Television commercials for auto insurance companies seem to share a common theme. If you choose this “cut rate” insurance company and not ours, you could end up paying for uncovered damage.
The implication is that all policyholders of Company A are fully covered for everything while the poor policyholders of Company B are not.
In most cases, however, auto insurance companies offer policies that cover just about everything and policies that don't cover as much. It's all a matter of cost, and it's left up to the consumer to choose.
All about risk
Insurance is all about risk. When the insurance provider takes on more risk – responsibility for covering more potential damage – it charges more. If the consumer decides to take on more risk, through a larger deductible or less coverage, then the policy should cost less.

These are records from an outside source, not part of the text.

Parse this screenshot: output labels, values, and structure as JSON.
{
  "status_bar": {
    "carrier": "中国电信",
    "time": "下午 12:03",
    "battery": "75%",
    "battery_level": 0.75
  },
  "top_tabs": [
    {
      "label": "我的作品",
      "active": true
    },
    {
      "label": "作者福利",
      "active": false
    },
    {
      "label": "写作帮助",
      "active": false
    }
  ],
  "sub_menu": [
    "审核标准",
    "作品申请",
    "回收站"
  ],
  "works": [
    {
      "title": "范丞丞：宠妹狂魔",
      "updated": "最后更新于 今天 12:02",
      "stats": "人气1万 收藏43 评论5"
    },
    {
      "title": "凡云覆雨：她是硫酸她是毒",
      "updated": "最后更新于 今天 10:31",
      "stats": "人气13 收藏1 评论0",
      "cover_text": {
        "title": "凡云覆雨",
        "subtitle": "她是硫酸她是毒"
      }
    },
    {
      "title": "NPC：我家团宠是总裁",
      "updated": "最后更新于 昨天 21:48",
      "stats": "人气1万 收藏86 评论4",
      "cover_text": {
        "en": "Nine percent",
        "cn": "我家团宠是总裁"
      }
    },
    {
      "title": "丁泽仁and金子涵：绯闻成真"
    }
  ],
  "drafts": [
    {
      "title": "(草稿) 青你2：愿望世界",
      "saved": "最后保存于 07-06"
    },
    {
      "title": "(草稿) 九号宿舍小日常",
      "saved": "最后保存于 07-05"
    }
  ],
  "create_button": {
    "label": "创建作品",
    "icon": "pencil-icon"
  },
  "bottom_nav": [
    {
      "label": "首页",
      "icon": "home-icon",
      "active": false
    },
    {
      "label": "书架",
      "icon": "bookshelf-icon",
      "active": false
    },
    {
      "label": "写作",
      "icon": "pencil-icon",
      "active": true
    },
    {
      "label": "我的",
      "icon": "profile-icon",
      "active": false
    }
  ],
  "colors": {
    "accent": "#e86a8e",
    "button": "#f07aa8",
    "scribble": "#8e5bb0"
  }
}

That's why consumers shouldn't pick an auto insurance company by its TV commercials but rather by what a coverage is provided at what cost. In other words, when comparing insurance policies, make sure you are comparing exactly the same coverage.
One of the biggest cost factors is the amount of the deductible – the amount the policyholder must pay before the insurance company pays the rest. Many consumers instinctively choose a low deductible because they want to shield themselves from risk. That's what insurance is for, right?
Maybe once upon a time, but it doesn't always work that way now. Your monthly premium will be higher with a $200 deductible than with a $2,500 deductible.
Besides, the last thing you want to do with your insurance is file a claim. Doing so will raise your rates for years to come. Multiple claims may make it difficult to get insurance in the future. Filing a claim for $300 worth of damage will probably cost you a lot more in the long run than simply paying it yourself.
To their credit, most auto insurance companies offer consumers the chance to assume as much risk as they are willing to take on. It makes the insurance companies more competitive on price and allows consumers to save money.
Varies by state
Insurance is regulated on a state-by-state basis and some states will limit the amount of risk consumers can take on, especially in the area of liability coverage. According to Kelley Blue Book (KBB), your financial position should also influence how much or little risk to take on.
If you were at fault in an accident and someone else is injured, but your auto liability doesn't cover all of their medical bills, there is a very good chance you'll face a lawsuit for the rest.
“It's suggested that if you're a high-wage earner, a home owner or an asset holder, you should have higher limits compared to someone who doesn't own their own home, someone who has no real significant assets or someone whose income is lower,” KBB advises.
KBB has some other pretty solid tips for saving on auto insurance here.